Dante Tomaselli’s latest film TORTURE CHAMBER is a nightmare.
Tomaselli’s modus operandi is right there in his title, as it was with his even more freeform work of imagination, 2002’s HORROR. He’s not here to divert you with 90 minutes of contrived TV level storytelling with dullard “screenwriting 101” mechanisms, rather he wants to damage your central nervous system, to stimulate that primordial ooze that lies bubbling within all of us regardless of race, class, creed or culture. When he succeeds in doing so, he simply has no contemporary peer. Even SUSPIRIA went out for a smoke with muddled dialogue and laughable plot explanations on occasion. This film never really does. It just sticks to what it wants to do, dedicated and unrelenting with just enough set up to hook you.

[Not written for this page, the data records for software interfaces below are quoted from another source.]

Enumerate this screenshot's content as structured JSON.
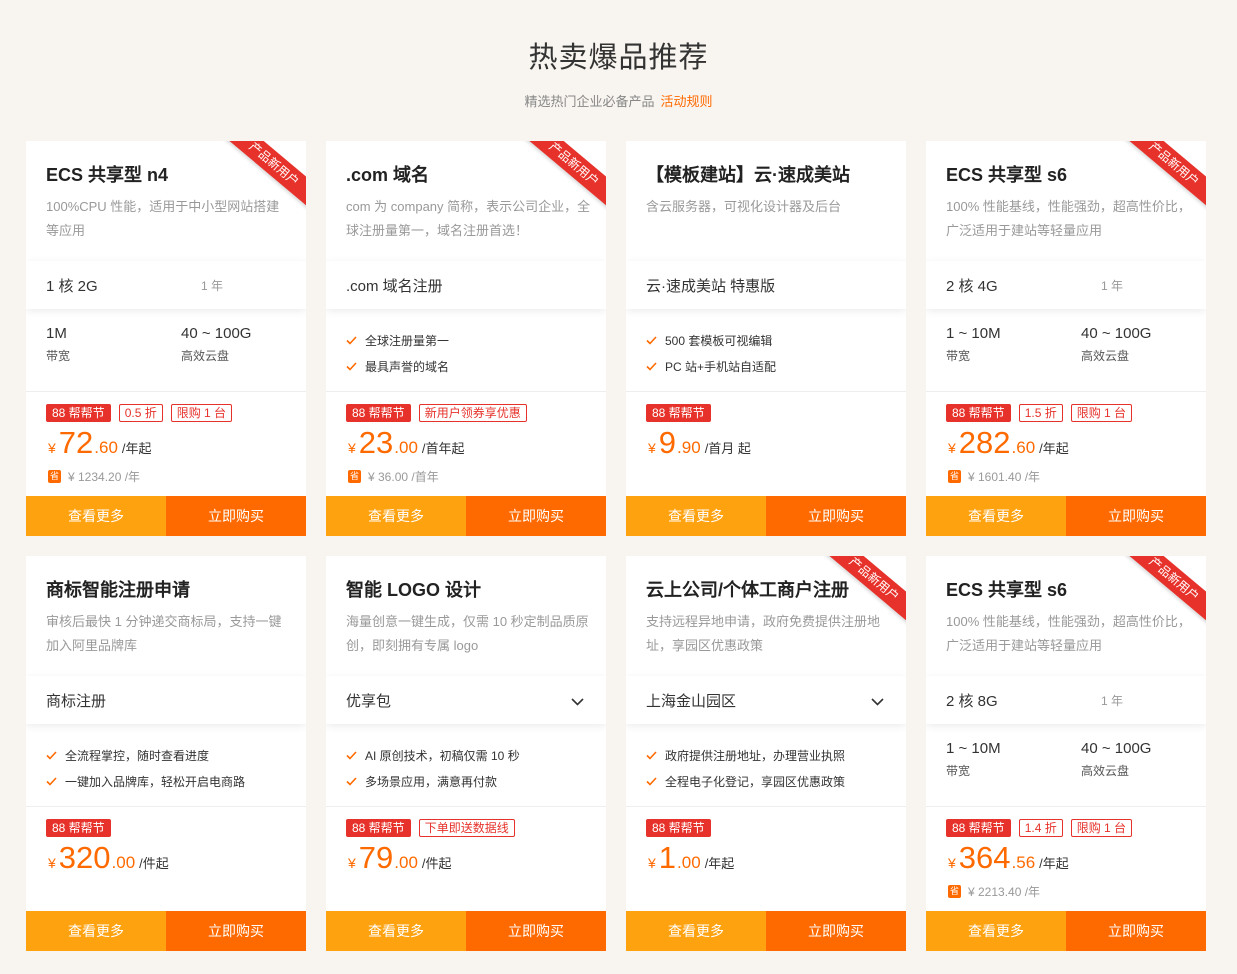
{
  "header": {
    "title": "热卖爆品推荐",
    "subtitle": "精选热门企业必备产品",
    "rules_link": "活动规则"
  },
  "colors": {
    "accent": "#ff6a00",
    "button_more": "#ffa20f",
    "tag_red": "#e6322a",
    "background": "#f8f4ef"
  },
  "products": [
    {
      "ribbon": "产品新用户",
      "title": "ECS 共享型 n4",
      "desc": "100%CPU 性能，适用于中小型网站搭建等应用",
      "spec": "1 核 2G",
      "period": "1 年",
      "metrics": [
        {
          "value": "1M",
          "label": "带宽"
        },
        {
          "value": "40 ~ 100G",
          "label": "高效云盘"
        }
      ],
      "tags": [
        "88 帮帮节",
        "0.5 折",
        "限购 1 台"
      ],
      "price": {
        "currency": "¥",
        "int": "72",
        "dec": ".60",
        "unit": "/年起"
      },
      "original": "¥ 1234.20 /年",
      "save_icon": "省",
      "btn_more": "查看更多",
      "btn_buy": "立即购买"
    },
    {
      "ribbon": "产品新用户",
      "title": ".com 域名",
      "desc": "com 为 company 简称，表示公司企业，全球注册量第一，域名注册首选！",
      "spec": ".com 域名注册",
      "features": [
        "全球注册量第一",
        "最具声誉的域名"
      ],
      "tags": [
        "88 帮帮节",
        "新用户领券享优惠"
      ],
      "price": {
        "currency": "¥",
        "int": "23",
        "dec": ".00",
        "unit": "/首年起"
      },
      "original": "¥ 36.00 /首年",
      "save_icon": "省",
      "btn_more": "查看更多",
      "btn_buy": "立即购买"
    },
    {
      "title": "【模板建站】云·速成美站",
      "desc": "含云服务器，可视化设计器及后台",
      "spec": "云·速成美站 特惠版",
      "features": [
        "500 套模板可视编辑",
        "PC 站+手机站自适配"
      ],
      "tags": [
        "88 帮帮节"
      ],
      "price": {
        "currency": "¥",
        "int": "9",
        "dec": ".90",
        "unit": "/首月 起"
      },
      "btn_more": "查看更多",
      "btn_buy": "立即购买"
    },
    {
      "ribbon": "产品新用户",
      "title": "ECS 共享型 s6",
      "desc": "100% 性能基线，性能强劲，超高性价比，广泛适用于建站等轻量应用",
      "spec": "2 核 4G",
      "period": "1 年",
      "metrics": [
        {
          "value": "1 ~ 10M",
          "label": "带宽"
        },
        {
          "value": "40 ~ 100G",
          "label": "高效云盘"
        }
      ],
      "tags": [
        "88 帮帮节",
        "1.5 折",
        "限购 1 台"
      ],
      "price": {
        "currency": "¥",
        "int": "282",
        "dec": ".60",
        "unit": "/年起"
      },
      "original": "¥ 1601.40 /年",
      "save_icon": "省",
      "btn_more": "查看更多",
      "btn_buy": "立即购买"
    },
    {
      "title": "商标智能注册申请",
      "desc": "审核后最快 1 分钟递交商标局，支持一键加入阿里品牌库",
      "spec": "商标注册",
      "features": [
        "全流程掌控，随时查看进度",
        "一键加入品牌库，轻松开启电商路"
      ],
      "tags": [
        "88 帮帮节"
      ],
      "price": {
        "currency": "¥",
        "int": "320",
        "dec": ".00",
        "unit": "/件起"
      },
      "btn_more": "查看更多",
      "btn_buy": "立即购买"
    },
    {
      "title": "智能 LOGO 设计",
      "desc": "海量创意一键生成，仅需 10 秒定制品质原创，即刻拥有专属 logo",
      "spec": "优享包",
      "dropdown": true,
      "features": [
        "AI 原创技术，初稿仅需 10 秒",
        "多场景应用，满意再付款"
      ],
      "tags": [
        "88 帮帮节",
        "下单即送数据线"
      ],
      "price": {
        "currency": "¥",
        "int": "79",
        "dec": ".00",
        "unit": "/件起"
      },
      "btn_more": "查看更多",
      "btn_buy": "立即购买"
    },
    {
      "ribbon": "产品新用户",
      "title": "云上公司/个体工商户注册",
      "desc": "支持远程异地申请，政府免费提供注册地址，享园区优惠政策",
      "spec": "上海金山园区",
      "dropdown": true,
      "features": [
        "政府提供注册地址，办理营业执照",
        "全程电子化登记，享园区优惠政策"
      ],
      "tags": [
        "88 帮帮节"
      ],
      "price": {
        "currency": "¥",
        "int": "1",
        "dec": ".00",
        "unit": "/年起"
      },
      "btn_more": "查看更多",
      "btn_buy": "立即购买"
    },
    {
      "ribbon": "产品新用户",
      "title": "ECS 共享型 s6",
      "desc": "100% 性能基线，性能强劲，超高性价比，广泛适用于建站等轻量应用",
      "spec": "2 核 8G",
      "period": "1 年",
      "metrics": [
        {
          "value": "1 ~ 10M",
          "label": "带宽"
        },
        {
          "value": "40 ~ 100G",
          "label": "高效云盘"
        }
      ],
      "tags": [
        "88 帮帮节",
        "1.4 折",
        "限购 1 台"
      ],
      "price": {
        "currency": "¥",
        "int": "364",
        "dec": ".56",
        "unit": "/年起"
      },
      "original": "¥ 2213.40 /年",
      "save_icon": "省",
      "btn_more": "查看更多",
      "btn_buy": "立即购买"
    }
  ]
}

TORTURE CHAMBER is ostensibly a kind of American Gothic gone to hell, playing with religious iconography but never actively exploiting them in the kind of ham-fisted fashion that many inferior horror films do. In it, a rather unpleasant little boy sits imprisoned in a shadowy institution because his family believes him to be the victim of demonic possession. They’re right, of course, but the allegory is clear: this is a deeply troubled clan and devil or not, no child would likely emerge unscathed.
When the boy escapes his confinement with the aid of his gaggle of reverent followers, he grabs his kindly art teacher/therapist (the always intense Lynn Lowry who, as usual, delivers a layered, emotional performance) and hightails it to a looming castle complete with a torture chamber. The rest of the film sees images smash upon images as his teacher, family and anyone who attempts to track him get theirs on his body twisting devices.

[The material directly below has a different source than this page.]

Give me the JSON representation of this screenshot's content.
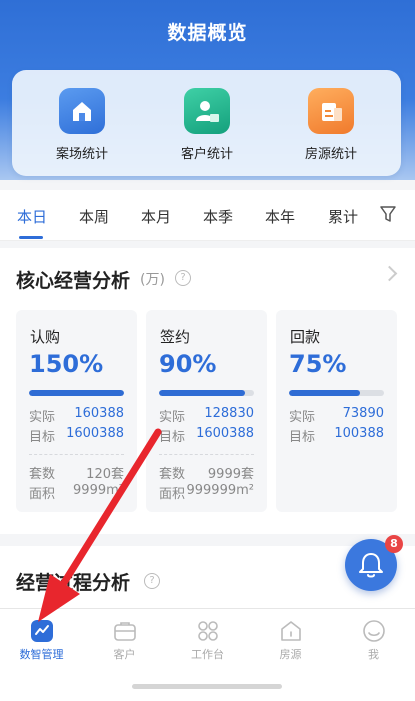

Imagine Ken Russell directing a SAW film but secretly remaking SALO on the sly, and you get an idea of the eye-opening impact TORTURE CHAMBER has in store. Nobody smiles in Tomaselli’s world, no sunshine is allowed and Catholic guilt is a major allegorical force (no surprise that the director is remaking his uncle Alfred Sole’s hyper-Catholic giallo ALICE, SWEET ALICE next). It’s not an oppressive experience, however. From a purely cinematic standpoint it’s consistently energizing. In many ways, this film, in its own humble, economically budgeted way, is the film that Rob Zombie’s THE LORDS OF SALEM thinks it is: a complete and utter surrender to texture and a deep drop into an audio-visual rabbit hole. The performances run hot and cold, sometimes barely registering (again, save for Lowry who really is one of the genre’s most undervalued actors and an authentically gritty turn from THE SOPRANOS’ Vincent Pastore), but Tomaselli doesn’t dwell on these limitations, rebounding instead with another shuddery visage of wrenched flesh, psychosexual obsession, weird masks or wild-eyed stares coupled with Tomaselli’s own punishing music and wall to wall sound design.
Like any self-respecting nightmare, TORTURE CHAMBER traps its audience in an environment and won’t let them go until it’s finished with them. Many won’t connect with the film, searching for a clear point A-B-C thrust that is simply not there. But those who like to get lost in cinema and allow themselves to take a trip will find this film unforgettable. As of this writing I have no idea when or where you’ll be able to enter Dante’s meticulously designed inferno (I was given an advance screener) but when you get the chance, buckle in, turn down the lights and do it. And be warned…